Data for this task:
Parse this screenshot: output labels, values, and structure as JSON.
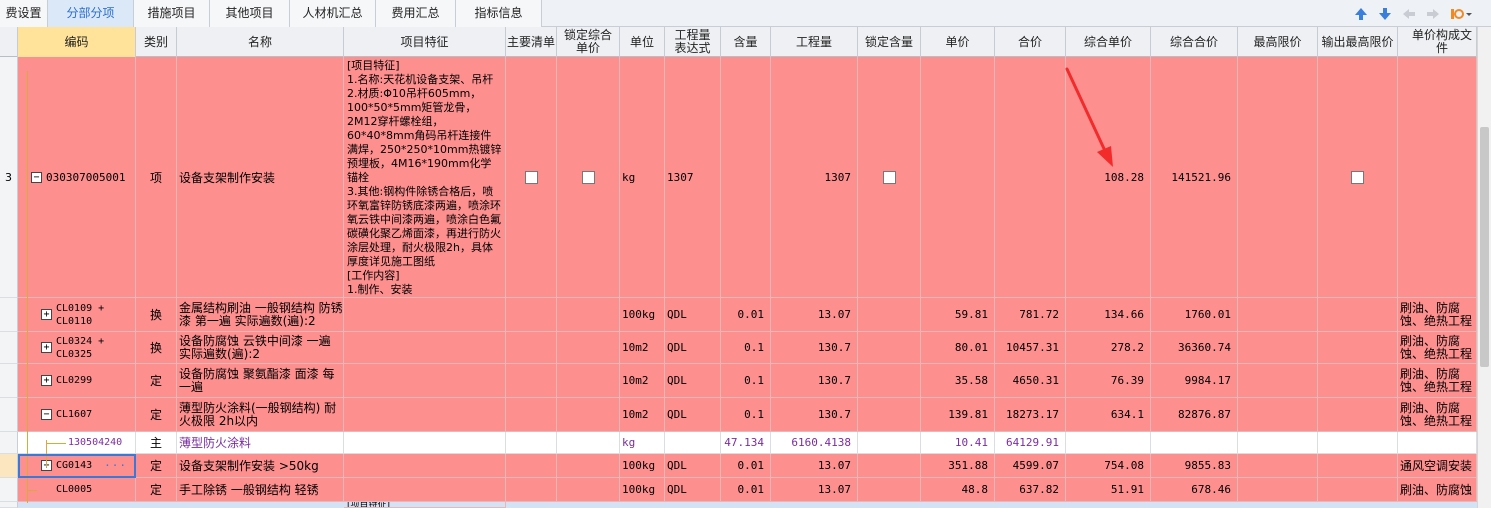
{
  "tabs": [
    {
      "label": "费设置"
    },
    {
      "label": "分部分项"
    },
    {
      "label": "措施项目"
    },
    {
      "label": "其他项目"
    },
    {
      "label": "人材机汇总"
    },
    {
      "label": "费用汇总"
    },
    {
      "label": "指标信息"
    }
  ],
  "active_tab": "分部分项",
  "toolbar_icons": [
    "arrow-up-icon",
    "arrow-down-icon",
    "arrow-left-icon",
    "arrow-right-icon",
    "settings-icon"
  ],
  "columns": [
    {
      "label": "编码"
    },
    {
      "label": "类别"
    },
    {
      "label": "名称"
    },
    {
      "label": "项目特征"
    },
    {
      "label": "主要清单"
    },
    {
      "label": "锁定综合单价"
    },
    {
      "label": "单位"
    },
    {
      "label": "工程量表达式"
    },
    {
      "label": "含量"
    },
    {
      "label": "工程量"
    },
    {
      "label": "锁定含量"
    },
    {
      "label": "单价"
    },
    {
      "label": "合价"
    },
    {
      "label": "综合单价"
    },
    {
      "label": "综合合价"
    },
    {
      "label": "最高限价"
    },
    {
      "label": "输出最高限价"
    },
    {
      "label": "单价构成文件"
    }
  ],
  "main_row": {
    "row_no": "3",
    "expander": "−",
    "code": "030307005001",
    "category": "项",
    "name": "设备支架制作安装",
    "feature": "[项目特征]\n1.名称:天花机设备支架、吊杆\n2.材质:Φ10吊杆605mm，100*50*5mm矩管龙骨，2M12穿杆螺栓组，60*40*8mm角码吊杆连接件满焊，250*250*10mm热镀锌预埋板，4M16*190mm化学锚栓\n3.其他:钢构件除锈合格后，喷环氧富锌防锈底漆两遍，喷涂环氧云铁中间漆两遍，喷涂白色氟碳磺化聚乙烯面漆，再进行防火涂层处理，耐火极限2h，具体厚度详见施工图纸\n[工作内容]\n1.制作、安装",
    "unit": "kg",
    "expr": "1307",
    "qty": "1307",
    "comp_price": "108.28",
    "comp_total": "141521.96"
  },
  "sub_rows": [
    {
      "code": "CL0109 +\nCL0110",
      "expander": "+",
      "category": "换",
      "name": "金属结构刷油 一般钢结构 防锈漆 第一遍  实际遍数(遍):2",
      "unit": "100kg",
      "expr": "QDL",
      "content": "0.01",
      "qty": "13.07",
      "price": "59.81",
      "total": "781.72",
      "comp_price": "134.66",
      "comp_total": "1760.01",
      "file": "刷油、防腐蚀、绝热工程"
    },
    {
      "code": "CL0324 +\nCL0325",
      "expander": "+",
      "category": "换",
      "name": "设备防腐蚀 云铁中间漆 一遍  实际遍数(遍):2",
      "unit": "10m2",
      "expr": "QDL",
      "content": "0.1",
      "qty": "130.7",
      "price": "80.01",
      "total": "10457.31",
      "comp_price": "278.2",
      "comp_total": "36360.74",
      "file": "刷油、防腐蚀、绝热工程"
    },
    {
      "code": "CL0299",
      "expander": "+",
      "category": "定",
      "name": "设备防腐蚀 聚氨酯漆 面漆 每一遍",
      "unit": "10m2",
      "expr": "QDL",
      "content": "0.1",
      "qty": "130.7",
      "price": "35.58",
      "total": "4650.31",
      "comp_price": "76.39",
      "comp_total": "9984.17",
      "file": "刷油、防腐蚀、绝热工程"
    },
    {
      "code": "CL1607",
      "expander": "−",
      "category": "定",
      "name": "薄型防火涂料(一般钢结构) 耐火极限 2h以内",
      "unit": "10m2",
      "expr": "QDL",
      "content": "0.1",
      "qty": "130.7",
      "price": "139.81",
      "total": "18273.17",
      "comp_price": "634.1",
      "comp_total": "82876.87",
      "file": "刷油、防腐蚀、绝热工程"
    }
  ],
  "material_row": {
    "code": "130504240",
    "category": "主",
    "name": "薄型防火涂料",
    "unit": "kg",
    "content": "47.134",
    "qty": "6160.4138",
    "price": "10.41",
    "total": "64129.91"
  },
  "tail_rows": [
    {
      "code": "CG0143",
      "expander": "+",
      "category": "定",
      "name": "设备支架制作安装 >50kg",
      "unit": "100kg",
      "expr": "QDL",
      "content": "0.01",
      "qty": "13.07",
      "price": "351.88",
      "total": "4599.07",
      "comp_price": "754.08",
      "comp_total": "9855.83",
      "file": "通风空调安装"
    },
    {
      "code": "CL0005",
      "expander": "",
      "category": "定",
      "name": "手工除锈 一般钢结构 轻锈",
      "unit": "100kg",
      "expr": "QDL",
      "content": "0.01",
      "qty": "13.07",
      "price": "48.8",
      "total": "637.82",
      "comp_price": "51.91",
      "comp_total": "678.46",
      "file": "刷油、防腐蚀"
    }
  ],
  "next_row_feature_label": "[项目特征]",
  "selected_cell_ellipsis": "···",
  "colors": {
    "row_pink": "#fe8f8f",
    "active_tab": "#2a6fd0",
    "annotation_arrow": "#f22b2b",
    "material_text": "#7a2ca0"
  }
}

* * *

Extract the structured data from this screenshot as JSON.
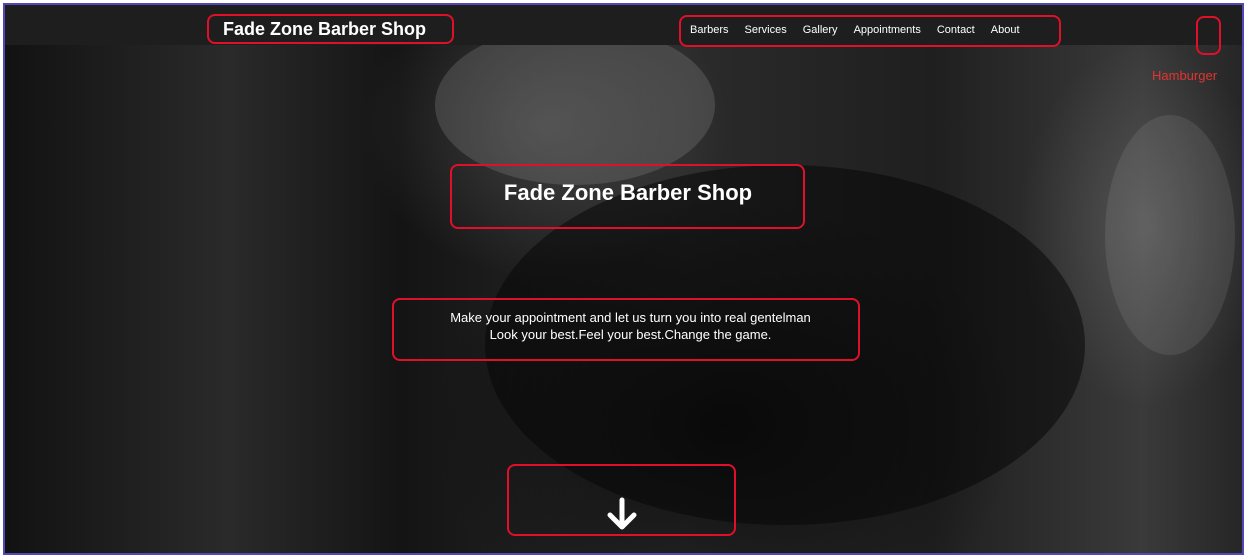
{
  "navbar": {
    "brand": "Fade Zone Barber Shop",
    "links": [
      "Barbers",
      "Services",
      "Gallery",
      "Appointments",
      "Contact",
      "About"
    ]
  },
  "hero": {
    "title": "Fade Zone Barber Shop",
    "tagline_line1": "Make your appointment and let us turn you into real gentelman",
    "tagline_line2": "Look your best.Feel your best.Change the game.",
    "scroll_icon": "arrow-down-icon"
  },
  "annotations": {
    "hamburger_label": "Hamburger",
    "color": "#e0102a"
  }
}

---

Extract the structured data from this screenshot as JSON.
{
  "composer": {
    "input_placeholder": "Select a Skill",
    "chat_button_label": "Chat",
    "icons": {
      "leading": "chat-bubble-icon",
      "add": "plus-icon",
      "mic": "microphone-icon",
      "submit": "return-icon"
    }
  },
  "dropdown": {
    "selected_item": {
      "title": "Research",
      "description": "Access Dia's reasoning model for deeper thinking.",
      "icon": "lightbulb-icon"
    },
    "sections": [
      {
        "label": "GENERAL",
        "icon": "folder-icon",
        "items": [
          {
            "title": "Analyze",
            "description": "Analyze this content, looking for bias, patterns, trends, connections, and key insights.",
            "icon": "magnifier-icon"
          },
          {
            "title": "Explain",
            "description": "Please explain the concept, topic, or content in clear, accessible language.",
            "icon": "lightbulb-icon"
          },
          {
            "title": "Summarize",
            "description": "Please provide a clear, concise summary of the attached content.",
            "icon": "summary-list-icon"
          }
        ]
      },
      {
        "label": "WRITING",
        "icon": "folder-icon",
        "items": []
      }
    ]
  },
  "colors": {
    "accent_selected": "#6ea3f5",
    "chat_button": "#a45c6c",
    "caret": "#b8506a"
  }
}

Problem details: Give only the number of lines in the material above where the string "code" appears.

Your response: 8